*** Begin section ***

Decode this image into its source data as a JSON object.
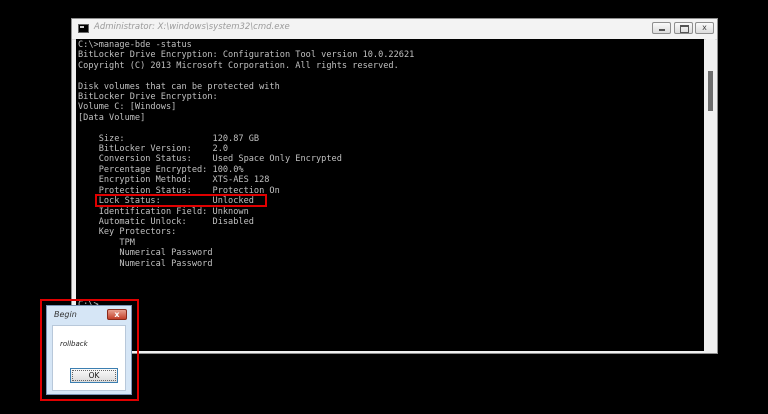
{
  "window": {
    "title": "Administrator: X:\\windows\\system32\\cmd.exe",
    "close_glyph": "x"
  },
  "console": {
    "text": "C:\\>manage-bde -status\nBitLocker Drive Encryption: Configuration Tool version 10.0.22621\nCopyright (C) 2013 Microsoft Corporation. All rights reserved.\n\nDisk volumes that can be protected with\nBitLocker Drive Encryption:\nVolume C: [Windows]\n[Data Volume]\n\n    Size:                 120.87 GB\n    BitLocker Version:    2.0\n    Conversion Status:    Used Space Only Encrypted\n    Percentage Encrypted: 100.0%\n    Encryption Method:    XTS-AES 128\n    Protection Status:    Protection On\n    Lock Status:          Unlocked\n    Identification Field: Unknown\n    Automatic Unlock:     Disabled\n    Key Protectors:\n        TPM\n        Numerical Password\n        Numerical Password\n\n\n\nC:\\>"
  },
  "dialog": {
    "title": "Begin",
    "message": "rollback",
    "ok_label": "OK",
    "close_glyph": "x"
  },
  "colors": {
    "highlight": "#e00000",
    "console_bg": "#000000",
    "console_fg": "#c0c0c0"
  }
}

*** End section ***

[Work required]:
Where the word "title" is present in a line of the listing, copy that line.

[Solution for this problem]:
    "title": "Administrator: X:\\windows\\system32\\cmd.exe",
    "title": "Begin",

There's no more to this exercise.